For the past several years NEHGS has been giving seminars on writing and publishing a family history. These have been very popular, and as a result, Penny Stratton and I refocused the two previous NEHGS writing guides to reflect the contents of the seminars. The resulting book is the Guide to Genealogical Writing: How to Write and Publish Your Family History (Boston: NEHGS, 2014), just released. In twelve chapters this Guide covers everything from preparing a short informal booklet up to publishing an elaborate compiled genealogy. Chapters on writing for the Register and for American Ancestors were adapted from the two previous guides. To help readers visualize some of our specific examples, we included plenty of illustrations, most of them from recently published Newbury Street Press books. Continue reading
Readers have asked for Early New England Families Study Project sketches for the ladies. Because genealogy is traditionally oriented to the male surname – and if a wife has only one husband – “reversing” his sketch for her would not include any more information. With 35,000 sketches to do, that is unneeded redundancy.
However, there are exceptions to every rule. In the cases where a woman has married more than one husband and has children by both (or more), then her sketch will contain different information from her husbands’ sketches. Thus to completely cover a family, sketches are needed for the husbands and the wives who connect them. Three new sketches have been posted on the website for three of these wives and a fourth is in progress. It is quite interesting what a change of view can do for our understanding of what it was like to be a wife and mother in seventeenth-century New England. Continue reading
Anyone who has researched genealogy knows that names can be spelled many different ways across a variety of records. I once found twelve different spellings of one family’s surname during a research project here at NEHGS. Recently, in my own personal family research, I’ve realized that another problem can occur when names are shortened across the generations. Continue reading
There is much serendipity in genealogy: more than once I have pulled a book off the shelf in the library at NEHGS, intrigued by the title or perhaps the binding, only to find within its covers the answer to a vexing research question or a story that sheds light on a forgotten family member. One such volume is H.U. Memoirs, published in Boston in 1886, the earliest Harvard class book – not including the Sibley’s Harvard Graduates volumes – on the Society’s open shelves. In it I found a charming short biography of my great-great-great-great-uncle George James Foster (1810–1876), written by his niece Caroline Healey Dall. Continue reading

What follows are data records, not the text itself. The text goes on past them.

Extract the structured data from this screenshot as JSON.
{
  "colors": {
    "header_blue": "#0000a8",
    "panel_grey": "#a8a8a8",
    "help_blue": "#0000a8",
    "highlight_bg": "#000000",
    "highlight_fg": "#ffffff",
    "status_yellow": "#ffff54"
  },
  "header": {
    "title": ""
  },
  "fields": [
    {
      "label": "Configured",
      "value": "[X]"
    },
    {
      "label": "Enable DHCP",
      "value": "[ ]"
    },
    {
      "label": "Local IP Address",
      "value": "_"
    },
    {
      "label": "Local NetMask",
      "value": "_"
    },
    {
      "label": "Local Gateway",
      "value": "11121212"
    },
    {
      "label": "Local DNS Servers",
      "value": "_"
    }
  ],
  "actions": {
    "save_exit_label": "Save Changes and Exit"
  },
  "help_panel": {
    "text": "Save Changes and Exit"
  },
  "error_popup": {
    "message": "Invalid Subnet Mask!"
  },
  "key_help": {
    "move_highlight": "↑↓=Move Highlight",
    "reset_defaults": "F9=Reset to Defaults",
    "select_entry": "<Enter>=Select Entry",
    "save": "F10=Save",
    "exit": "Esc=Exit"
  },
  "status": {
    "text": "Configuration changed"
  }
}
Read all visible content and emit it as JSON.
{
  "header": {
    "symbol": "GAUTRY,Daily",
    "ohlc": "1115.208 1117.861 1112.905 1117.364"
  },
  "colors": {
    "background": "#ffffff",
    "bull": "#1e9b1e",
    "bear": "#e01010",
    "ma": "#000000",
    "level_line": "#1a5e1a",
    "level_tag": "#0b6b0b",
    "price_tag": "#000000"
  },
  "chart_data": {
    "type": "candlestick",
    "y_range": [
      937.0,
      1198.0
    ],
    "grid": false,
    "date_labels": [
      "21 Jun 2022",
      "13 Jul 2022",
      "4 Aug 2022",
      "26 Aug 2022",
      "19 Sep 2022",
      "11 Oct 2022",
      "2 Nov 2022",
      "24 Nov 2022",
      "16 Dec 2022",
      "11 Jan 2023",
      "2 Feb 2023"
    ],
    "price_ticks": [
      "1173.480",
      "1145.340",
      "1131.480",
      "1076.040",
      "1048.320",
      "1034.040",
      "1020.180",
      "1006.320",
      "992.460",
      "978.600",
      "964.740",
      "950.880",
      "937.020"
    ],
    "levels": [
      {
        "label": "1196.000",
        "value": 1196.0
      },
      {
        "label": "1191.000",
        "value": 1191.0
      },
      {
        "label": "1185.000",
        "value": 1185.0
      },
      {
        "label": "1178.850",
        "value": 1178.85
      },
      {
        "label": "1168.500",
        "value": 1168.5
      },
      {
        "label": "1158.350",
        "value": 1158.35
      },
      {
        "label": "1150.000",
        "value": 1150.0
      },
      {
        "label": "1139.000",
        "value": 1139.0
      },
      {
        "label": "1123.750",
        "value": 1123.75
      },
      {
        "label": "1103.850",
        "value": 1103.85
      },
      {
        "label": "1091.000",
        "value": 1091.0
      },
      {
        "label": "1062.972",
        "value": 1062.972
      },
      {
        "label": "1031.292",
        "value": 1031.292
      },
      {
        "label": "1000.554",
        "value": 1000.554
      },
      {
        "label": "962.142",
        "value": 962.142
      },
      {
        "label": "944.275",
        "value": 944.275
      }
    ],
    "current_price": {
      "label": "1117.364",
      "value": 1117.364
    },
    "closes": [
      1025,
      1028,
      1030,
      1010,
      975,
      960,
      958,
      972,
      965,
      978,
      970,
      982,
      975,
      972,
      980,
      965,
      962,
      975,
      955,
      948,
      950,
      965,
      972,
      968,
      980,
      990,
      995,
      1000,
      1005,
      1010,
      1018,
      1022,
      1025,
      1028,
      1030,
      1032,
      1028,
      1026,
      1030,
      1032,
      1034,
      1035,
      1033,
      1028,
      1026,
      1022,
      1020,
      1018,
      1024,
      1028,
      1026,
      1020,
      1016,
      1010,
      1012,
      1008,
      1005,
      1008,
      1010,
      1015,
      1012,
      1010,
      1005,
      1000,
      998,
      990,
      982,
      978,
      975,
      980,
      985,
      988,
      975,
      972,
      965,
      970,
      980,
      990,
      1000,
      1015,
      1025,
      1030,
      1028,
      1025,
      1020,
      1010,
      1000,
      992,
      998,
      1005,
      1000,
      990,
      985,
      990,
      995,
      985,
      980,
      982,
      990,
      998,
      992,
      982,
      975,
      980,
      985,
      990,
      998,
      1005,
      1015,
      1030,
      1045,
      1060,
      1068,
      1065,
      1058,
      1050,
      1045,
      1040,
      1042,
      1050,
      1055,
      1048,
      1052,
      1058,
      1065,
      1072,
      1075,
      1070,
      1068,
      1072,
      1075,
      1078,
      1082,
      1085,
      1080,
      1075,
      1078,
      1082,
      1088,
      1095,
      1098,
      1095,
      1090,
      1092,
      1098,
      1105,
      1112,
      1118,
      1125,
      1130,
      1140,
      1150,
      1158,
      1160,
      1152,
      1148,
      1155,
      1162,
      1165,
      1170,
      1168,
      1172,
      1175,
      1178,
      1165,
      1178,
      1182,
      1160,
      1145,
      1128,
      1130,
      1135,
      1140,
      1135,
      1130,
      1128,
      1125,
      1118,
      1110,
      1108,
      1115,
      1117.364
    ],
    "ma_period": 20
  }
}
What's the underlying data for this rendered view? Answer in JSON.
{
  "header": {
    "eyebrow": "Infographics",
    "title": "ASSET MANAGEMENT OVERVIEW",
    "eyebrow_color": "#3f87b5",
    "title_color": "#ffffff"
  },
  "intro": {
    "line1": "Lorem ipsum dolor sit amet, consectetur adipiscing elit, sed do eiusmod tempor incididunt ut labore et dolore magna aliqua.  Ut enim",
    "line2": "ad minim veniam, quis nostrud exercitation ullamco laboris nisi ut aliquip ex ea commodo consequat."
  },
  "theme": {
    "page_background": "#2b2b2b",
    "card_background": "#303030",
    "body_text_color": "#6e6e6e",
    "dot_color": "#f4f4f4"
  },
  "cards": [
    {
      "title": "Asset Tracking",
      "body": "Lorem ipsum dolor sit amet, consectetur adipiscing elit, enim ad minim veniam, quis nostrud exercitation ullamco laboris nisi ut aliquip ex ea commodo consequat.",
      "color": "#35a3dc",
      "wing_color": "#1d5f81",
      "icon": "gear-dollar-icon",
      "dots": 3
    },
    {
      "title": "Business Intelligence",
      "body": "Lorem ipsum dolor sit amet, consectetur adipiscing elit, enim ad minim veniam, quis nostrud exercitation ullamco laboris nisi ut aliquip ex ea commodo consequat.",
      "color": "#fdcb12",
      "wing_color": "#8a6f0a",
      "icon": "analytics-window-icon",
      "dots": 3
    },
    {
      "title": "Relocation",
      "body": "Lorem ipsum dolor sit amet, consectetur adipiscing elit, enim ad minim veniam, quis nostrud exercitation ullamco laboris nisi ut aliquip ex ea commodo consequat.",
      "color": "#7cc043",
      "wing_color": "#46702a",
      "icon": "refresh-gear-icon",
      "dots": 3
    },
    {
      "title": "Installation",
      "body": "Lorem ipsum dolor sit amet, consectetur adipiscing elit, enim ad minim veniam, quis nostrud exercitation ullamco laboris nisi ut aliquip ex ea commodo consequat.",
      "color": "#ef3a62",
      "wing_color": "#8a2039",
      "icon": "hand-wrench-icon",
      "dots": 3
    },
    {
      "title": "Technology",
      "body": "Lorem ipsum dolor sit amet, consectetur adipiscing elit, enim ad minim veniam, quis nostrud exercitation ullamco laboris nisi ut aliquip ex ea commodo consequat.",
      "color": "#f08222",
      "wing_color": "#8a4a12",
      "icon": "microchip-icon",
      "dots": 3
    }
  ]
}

Among my husband’s family papers is a letter, dated 25 October 1873, from John Dill to his mother, Susan (Berry) (Dill) Gibbons. John had left the family home in Springfield, Illinois, earlier that year to work on the railroad in Texas, and he was alarmed about the impending marriage of his younger sister, Ida Dill:
This thing of Ida getting acquainted Courting and marrying all in about a month I do not believe in and more than it is a dam humbug. . . . How do you know what that fellow is or has bin you cant find out so much in such a little time. Continue reading
No document is more pivotal to genealogical work than a death certificate. The reason for its importance goes far beyond simply providing researchers with a date of death for an individual. Perhaps just as critical to understanding family history as the date of death is the cause of death.
Records of deaths were originally kept by churches in the colonial period, but eventually these records led to the development of legal documents which served a similar purpose. The Massachusetts Bay Colony made courts responsible for death records in 1639, going against the traditional European model of having churches record deaths as well as baptisms and marriages. Continue reading
15. Analysis. Many, many books have been written about genealogical analysis. I have just read the most recent, Bob Anderson’s Elements of Genealogical Analysis, and highly recommend it with one caveat – it is written by a left-brained genealogist. Speaking as a right-brained genealogist, I know some readers may find themselves grumbling about “overkill,” but remember that Bob is examining the process of genealogical analysis on the cellular level. Continue reading
In my role as a technical services librarian at NEHGS, one of my regular activities is selecting books from our research library for digitization, and in recent months I’ve been focusing on some of the nineteenth century city directories from our rare books collection. City directories can have great research value: in addition to pinpointing the exact years that an ancestor inhabited a particular place, they often provide data about occupation and employers, and can be an especially good resource for locating information about individuals who may have been renters or temporary residents. Continue reading
Yesterday, Scott wrote about genealogical complexity: addressing all the different ways we make modern families and write about them genealogically. As it turns out, many family historians ask questions about just such things:
- How do I talk about a child born out of wedlock?
- Do I list my sister’s stepchildren?
As Scott said, we think you should report it all – without judgment. Well, what does that look like? The first place a child appears in a Register-style sketch is in a child list, and it’s the child-intro line where you give the salient information. Here are some examples: Continue reading
When I started out as a genealogical writer, I followed the model of genealogies published earlier in the twentieth century. The genealogical world they depicted was an orderly one, with generation after generation born in one place, married in another, and buried in a third. The greatest dramas I faced in writing my first book (The Sarsaparilla Kings, published in 1993) concerned cousins who deplored the information I had uncovered on their brief first or second marriages, information they were reluctant to see in print. Continue reading